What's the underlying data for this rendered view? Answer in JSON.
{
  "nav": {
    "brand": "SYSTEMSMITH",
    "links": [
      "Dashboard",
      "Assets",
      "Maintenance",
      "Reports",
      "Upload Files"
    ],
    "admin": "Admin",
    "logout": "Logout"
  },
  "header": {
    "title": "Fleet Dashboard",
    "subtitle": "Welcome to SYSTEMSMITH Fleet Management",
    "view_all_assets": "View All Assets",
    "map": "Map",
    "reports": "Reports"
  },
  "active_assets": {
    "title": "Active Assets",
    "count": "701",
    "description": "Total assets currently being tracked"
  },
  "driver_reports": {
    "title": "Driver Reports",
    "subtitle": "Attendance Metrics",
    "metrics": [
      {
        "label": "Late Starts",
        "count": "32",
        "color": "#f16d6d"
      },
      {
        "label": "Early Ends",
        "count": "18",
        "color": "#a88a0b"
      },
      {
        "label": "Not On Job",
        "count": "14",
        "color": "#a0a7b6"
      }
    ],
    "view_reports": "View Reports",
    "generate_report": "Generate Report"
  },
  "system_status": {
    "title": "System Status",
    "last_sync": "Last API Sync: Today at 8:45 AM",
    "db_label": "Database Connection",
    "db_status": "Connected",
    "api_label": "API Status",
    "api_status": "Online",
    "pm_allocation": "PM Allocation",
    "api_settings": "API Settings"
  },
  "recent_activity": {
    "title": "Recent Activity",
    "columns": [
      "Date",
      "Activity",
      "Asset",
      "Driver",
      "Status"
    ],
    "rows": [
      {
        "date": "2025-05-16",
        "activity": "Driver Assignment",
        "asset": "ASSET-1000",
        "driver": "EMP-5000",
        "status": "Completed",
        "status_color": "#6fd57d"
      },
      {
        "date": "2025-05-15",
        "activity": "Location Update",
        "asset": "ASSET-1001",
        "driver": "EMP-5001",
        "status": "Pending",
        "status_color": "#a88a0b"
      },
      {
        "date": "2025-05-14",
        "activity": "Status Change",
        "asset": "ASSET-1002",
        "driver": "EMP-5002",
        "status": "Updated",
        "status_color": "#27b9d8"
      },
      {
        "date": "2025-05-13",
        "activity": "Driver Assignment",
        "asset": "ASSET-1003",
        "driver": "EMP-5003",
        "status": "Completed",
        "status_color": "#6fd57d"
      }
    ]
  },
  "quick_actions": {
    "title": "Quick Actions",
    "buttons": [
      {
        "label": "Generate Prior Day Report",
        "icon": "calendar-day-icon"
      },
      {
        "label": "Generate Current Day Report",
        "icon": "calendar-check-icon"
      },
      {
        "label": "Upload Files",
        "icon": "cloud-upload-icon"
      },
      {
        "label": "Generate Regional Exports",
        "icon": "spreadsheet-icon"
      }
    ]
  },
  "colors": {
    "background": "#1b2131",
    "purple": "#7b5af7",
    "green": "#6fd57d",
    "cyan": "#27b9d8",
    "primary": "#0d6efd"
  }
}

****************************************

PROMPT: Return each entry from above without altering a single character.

ANSWER TO THE PROBLEM:
What's the underlying data for this rendered view? Answer in JSON.
{
  "nav": {
    "brand": "SYSTEMSMITH",
    "links": [
      "Dashboard",
      "Assets",
      "Maintenance",
      "Reports",
      "Upload Files"
    ],
    "admin": "Admin",
    "logout": "Logout"
  },
  "header": {
    "title": "Fleet Dashboard",
    "subtitle": "Welcome to SYSTEMSMITH Fleet Management",
    "view_all_assets": "View All Assets",
    "map": "Map",
    "reports": "Reports"
  },
  "active_assets": {
    "title": "Active Assets",
    "count": "701",
    "description": "Total assets currently being tracked"
  },
  "driver_reports": {
    "title": "Driver Reports",
    "subtitle": "Attendance Metrics",
    "metrics": [
      {
        "label": "Late Starts",
        "count": "32",
        "color": "#f16d6d"
      },
      {
        "label": "Early Ends",
        "count": "18",
        "color": "#a88a0b"
      },
      {
        "label": "Not On Job",
        "count": "14",
        "color": "#a0a7b6"
      }
    ],
    "view_reports": "View Reports",
    "generate_report": "Generate Report"
  },
  "system_status": {
    "title": "System Status",
    "last_sync": "Last API Sync: Today at 8:45 AM",
    "db_label": "Database Connection",
    "db_status": "Connected",
    "api_label": "API Status",
    "api_status": "Online",
    "pm_allocation": "PM Allocation",
    "api_settings": "API Settings"
  },
  "recent_activity": {
    "title": "Recent Activity",
    "columns": [
      "Date",
      "Activity",
      "Asset",
      "Driver",
      "Status"
    ],
    "rows": [
      {
        "date": "2025-05-16",
        "activity": "Driver Assignment",
        "asset": "ASSET-1000",
        "driver": "EMP-5000",
        "status": "Completed",
        "status_color": "#6fd57d"
      },
      {
        "date": "2025-05-15",
        "activity": "Location Update",
        "asset": "ASSET-1001",
        "driver": "EMP-5001",
        "status": "Pending",
        "status_color": "#a88a0b"
      },
      {
        "date": "2025-05-14",
        "activity": "Status Change",
        "asset": "ASSET-1002",
        "driver": "EMP-5002",
        "status": "Updated",
        "status_color": "#27b9d8"
      },
      {
        "date": "2025-05-13",
        "activity": "Driver Assignment",
        "asset": "ASSET-1003",
        "driver": "EMP-5003",
        "status": "Completed",
        "status_color": "#6fd57d"
      }
    ]
  },
  "quick_actions": {
    "title": "Quick Actions",
    "buttons": [
      {
        "label": "Generate Prior Day Report",
        "icon": "calendar-day-icon"
      },
      {
        "label": "Generate Current Day Report",
        "icon": "calendar-check-icon"
      },
      {
        "label": "Upload Files",
        "icon": "cloud-upload-icon"
      },
      {
        "label": "Generate Regional Exports",
        "icon": "spreadsheet-icon"
      }
    ]
  },
  "colors": {
    "background": "#1b2131",
    "purple": "#7b5af7",
    "green": "#6fd57d",
    "cyan": "#27b9d8",
    "primary": "#0d6efd"
  }
}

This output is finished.